Bolton is a Manichean in the tradition of his hero, Barry Goldwater. He has spent his career depicting America’s adversaries—the Soviet Union, Cuba, Saddam Hussein’s Iraq, and these days, Iran and North Korea—as evil. He denies that they have any legitimate security concerns. He abhors compromise. He demands maximum American economic, political and, if necessary, military pressure. He basic negotiating posture is: Once you give in on everything, then we’ll start talking.
Human technology is responsible for more loss from fire than any other cause. But reducing fire’s impact will require changes to how people live, not just to the infrastructure that lets them do so.
In October 2017, 250 square miles burned in Northern California, destroying 6,000 homes and businesses and killing 44 people. For now, the cause of these fires has not been determined. The private utility company Pacific Gas and Electric, known to Californians as PG&E, is under investigation. Total damage for the Northern California wildfires comes to $9 billion. PG&E has started stockpiling cash.

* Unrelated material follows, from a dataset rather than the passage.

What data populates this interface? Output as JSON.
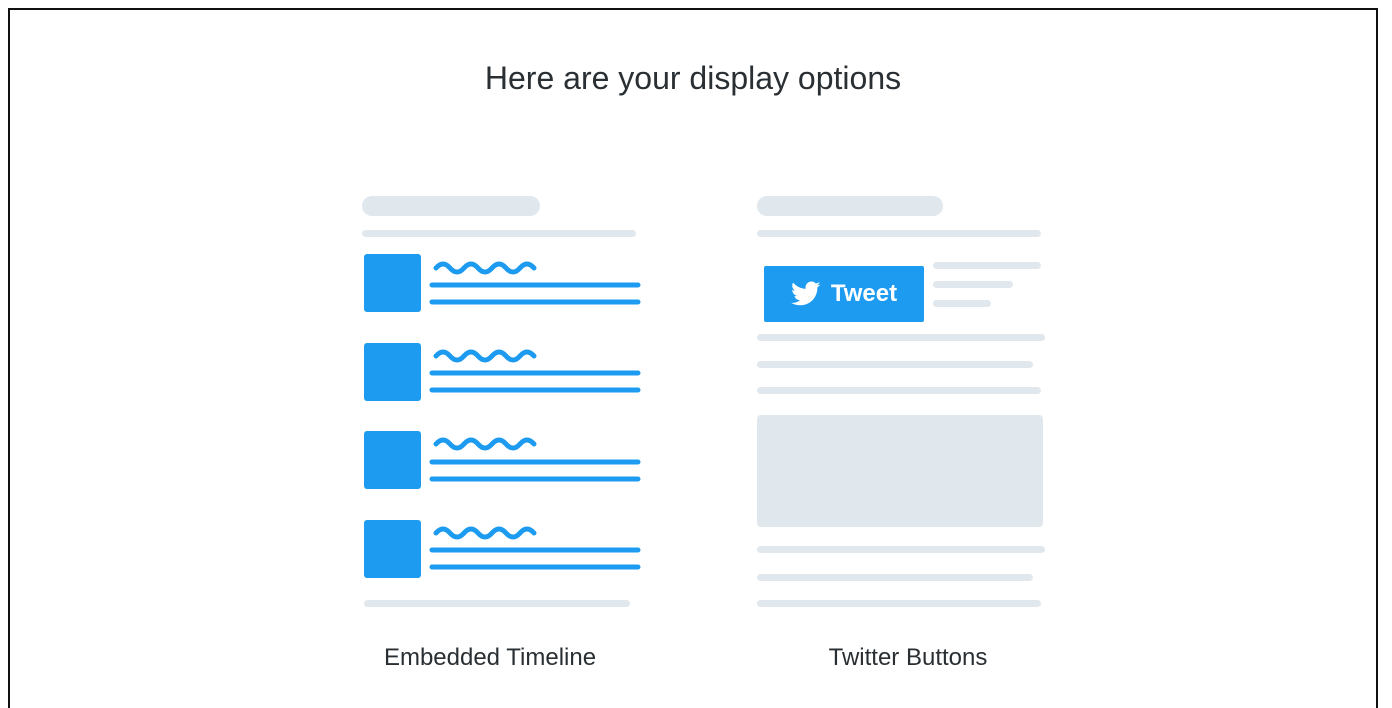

In California, this is a familiar story. Three years ago, in February of 2015, one-third of the houses in my remote neighborhood in Eastern California burned down. Here, before the fire, 100 houses lay scattered across the leeward flank of the Sierra Nevada mountains. The people who live here spend their time walking steep roads, listening to crickets, chasing mule deer out of the garden, and looking over a desert valley below. Days after the fire, my neighbor, Cassie, wasn’t doing any of these things. Instead, she stood inside her smoking foundation. Tall and easygoing with freckles on her nose, Cassie had come home from college that winter to sift rubble with her mom and dad. Under different circumstances, we might have hiked together or skated frozen ponds. I used to carpool with her family to school, and I remember her house, wooden and gorgeous and overlooking a ravine from which flames later rose.
A giant glowing puppet in Australia, a cat rescued in Colombia, lava flows in Hawaii, devastation in Damascus, a balanced taxi in New York City, biking into the river in Germany, and much more.
A giant glowing puppet in Australia, a cat rescued in Colombia, lava flows in Hawaii, Ramadan observed in India, devastation in Damascus, a balanced taxi in New York City, biking into the river in Germany, bats in India, and much more.